My friend tells me that in the French village in which he lived, there are two hours each day given to lunch. Everyone goes home during this time, and spends it with their family! The schools, shops, and businesses are closed. Dinner is the same-a family affair. Life has a natural, unavoidable rhythm. On Sundays you walk, in the afternoon with your extended family.
I cannot begin to express to you how strange this is to North American life. Here, even the littlest children can spend an hour or more each way on school buses to and from school. They cannot go home for lunch, as distance won't allow it. Even if they live near the school they cannot go home, as no-one is there. After school they go to day-care until a parent can retrieve them. Most evenings they wolf down their supper quickly so that they can get to their swimming/piano/hockey/baseball/gymnastics/ballet/art class. They go home and spend some time doing homework, then fall into bed. OH! I forgot to mention T.V!! The average American child spends, I think it's four hours per day watching T.V.!!
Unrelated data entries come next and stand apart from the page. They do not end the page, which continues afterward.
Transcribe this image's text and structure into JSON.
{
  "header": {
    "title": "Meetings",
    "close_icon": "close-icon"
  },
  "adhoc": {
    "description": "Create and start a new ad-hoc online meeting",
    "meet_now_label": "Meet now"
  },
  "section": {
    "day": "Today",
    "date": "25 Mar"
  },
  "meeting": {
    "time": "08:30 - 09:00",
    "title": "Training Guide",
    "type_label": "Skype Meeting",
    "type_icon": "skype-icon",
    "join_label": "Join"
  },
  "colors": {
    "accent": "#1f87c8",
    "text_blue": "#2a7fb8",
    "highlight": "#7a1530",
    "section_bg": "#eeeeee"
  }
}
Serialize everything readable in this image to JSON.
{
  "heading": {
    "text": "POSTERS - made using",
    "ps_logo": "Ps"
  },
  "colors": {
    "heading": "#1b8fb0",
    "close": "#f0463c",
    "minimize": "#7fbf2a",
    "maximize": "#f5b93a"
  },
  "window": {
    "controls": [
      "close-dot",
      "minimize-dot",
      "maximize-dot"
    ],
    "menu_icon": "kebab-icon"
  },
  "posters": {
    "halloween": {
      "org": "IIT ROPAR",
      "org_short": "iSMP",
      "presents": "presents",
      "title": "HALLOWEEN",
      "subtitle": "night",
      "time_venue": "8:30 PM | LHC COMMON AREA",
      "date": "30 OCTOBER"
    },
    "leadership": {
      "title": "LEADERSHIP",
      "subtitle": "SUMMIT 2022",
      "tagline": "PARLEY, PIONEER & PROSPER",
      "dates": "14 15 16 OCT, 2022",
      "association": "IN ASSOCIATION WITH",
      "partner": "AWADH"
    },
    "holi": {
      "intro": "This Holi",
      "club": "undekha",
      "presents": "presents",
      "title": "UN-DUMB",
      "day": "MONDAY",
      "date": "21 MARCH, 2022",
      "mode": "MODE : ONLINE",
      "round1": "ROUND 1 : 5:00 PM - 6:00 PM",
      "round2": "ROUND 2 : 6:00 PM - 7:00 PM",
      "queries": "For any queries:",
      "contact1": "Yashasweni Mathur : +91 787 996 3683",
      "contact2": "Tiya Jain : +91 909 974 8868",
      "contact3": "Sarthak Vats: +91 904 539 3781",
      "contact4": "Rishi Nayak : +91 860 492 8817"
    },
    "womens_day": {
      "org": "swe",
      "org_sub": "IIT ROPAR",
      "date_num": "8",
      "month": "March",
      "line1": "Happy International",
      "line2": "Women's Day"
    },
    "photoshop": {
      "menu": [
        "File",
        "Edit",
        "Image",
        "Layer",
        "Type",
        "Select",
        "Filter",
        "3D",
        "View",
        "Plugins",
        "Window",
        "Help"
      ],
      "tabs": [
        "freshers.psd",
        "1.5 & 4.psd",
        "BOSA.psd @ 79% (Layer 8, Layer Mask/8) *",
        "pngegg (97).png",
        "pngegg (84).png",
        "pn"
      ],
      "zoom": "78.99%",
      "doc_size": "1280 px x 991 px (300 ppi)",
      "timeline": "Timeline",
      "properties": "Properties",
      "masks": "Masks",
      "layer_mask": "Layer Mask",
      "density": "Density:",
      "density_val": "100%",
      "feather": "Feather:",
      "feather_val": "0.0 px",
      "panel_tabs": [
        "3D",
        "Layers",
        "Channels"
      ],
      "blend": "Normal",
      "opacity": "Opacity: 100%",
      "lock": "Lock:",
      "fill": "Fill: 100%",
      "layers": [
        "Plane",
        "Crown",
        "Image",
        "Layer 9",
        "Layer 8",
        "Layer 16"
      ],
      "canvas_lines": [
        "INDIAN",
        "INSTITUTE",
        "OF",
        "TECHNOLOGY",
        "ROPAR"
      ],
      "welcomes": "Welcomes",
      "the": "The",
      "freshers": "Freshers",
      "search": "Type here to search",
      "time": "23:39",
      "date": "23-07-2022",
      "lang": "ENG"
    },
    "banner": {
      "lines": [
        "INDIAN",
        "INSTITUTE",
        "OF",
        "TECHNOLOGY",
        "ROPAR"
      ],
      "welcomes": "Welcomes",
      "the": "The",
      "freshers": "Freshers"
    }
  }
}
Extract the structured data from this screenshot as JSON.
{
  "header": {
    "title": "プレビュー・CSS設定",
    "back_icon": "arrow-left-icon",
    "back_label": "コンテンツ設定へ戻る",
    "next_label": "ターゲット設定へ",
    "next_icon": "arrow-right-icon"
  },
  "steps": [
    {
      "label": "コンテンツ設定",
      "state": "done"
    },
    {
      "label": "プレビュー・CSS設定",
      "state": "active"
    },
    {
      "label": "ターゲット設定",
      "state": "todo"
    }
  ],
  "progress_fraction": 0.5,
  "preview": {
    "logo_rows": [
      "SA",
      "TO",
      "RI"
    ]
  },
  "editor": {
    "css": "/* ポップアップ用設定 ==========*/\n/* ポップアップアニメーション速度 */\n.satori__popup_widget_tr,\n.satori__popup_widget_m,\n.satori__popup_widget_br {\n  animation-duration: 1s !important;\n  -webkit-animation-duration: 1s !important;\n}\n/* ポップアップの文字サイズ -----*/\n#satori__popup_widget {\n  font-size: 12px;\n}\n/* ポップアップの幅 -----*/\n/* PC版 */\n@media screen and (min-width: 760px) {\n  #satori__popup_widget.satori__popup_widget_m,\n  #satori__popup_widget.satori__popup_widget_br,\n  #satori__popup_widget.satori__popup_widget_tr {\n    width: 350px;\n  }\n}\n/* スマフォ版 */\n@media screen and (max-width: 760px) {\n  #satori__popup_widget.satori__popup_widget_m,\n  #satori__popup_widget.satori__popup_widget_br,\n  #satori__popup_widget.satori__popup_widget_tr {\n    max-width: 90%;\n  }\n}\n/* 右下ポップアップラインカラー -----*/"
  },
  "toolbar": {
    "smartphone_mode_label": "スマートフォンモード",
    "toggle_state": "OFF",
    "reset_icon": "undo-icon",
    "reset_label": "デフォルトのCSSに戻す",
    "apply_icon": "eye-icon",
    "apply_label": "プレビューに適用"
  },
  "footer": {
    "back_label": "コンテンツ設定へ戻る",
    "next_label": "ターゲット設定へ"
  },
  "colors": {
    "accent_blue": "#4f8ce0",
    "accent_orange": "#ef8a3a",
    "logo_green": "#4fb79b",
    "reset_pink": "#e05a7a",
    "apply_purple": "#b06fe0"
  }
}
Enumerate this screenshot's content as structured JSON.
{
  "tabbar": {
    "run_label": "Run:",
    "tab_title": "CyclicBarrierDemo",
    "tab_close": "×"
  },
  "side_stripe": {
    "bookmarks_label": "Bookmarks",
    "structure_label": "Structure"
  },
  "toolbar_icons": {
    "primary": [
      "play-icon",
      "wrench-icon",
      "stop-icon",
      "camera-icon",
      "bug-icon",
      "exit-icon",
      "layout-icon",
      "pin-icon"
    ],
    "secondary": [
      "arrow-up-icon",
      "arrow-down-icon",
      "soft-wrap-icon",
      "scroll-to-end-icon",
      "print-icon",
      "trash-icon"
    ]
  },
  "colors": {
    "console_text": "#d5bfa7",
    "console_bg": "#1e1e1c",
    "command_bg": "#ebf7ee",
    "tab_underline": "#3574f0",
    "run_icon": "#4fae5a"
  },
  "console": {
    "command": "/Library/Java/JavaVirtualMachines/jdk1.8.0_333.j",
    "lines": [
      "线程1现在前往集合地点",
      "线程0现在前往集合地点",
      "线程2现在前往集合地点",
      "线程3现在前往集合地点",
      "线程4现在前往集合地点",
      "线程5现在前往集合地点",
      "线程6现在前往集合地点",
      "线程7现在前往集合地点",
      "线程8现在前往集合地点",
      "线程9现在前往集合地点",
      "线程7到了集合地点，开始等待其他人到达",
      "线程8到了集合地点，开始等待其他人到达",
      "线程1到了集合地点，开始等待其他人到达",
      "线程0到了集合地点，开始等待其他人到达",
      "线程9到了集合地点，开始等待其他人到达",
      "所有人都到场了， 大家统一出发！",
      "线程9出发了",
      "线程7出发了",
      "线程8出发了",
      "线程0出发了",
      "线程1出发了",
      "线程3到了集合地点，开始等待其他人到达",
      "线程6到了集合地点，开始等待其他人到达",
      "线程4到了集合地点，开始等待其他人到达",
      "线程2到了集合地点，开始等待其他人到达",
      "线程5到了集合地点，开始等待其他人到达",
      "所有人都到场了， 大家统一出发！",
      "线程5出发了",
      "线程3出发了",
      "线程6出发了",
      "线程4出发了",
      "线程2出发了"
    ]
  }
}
They see their extended family rarely, as distance won't permit frequent visits. We live in a fractured society. A society driven by commerce where one of the most popular activities of teenagers is shopping at the mall. It is "un-cool" to be seen with one's parents past the age of about ten.
Those of us who have chosen to homeschool are "bucking the system" we are refusing to hand our children over to the "normal" North American culture. After hearing about my friend's experience in France, I can see that given the strong family orientation over there, school probably doesn't do much harm. That is not to say that it is the best situation for fostering a child's best creative potential, but it may not adversely affect children's emotional and social development. The culture, and strong rhythm of life enforces good strong family attachments, and a natural atmosphere in which to hand down ideals and ethics.
Here in North America, though, we have to fight for our children. Our fiercely individualistic culture worships the idea of independence. The culture strongly enforces strong peer attachments, and to hell with the family. Over here, children have been thrown together so much from so young, that they depend upon one another for their cues about how to behave or what is acceptable. Their parents can't even reach them anymore, they care only what their friends think, and are not interested in anyone else. We who homeschool care very deeply about both the intellectual development of our children, and the social development of our children. We are not handing them over to a system that alienates them from us at the age of five or six...we are taking them back.
The way I see it, ideally children would be home, in a village environment. In a non-perfect world, I choose to homeschool, as I think it best preserves my child's natural curiosity, openness, and love of life and learning. If I HAD to choose a school, I would choose a waldorf school over any other because of the waldorf sensitivity to child development, the appropriate pedagogical approach, and because the teacher stays with the children over long periods, giving them a good strong adult attachment. (A German friend tells me that even in public German schools the teacher stays with her class for years! Here, the children are thrust year after year into a new class with a new teacher, and often with different children too.) Perhaps others of you would choose something different. Perhaps it is not a good idea for anyone to decide what is "best" in all situations."
"If mothers could replace fear with certainty, children would have a much easier path before them!" ~Ghamin
"What children really need is a variety of experiences with the world of matter, and time so that they can learn about their new earthly home. These experiences can be provided just as well in the home as in a nursery school. The Waldorf nursery school is modeled after a good home environment." ~Lois Cusick
"Children that we train intellectually before the age of four or five take something really terrible into later life: we bring them up to be materialists. The more you raise a child intellectually before the age of four or five, the more you create a materialist in later life. The brain develops so that the spirit lives within its form, but inwardly people have an intuition that everything is only material, because the brain has been taken over by intellectualism at such an early age." -Rudolf Steiner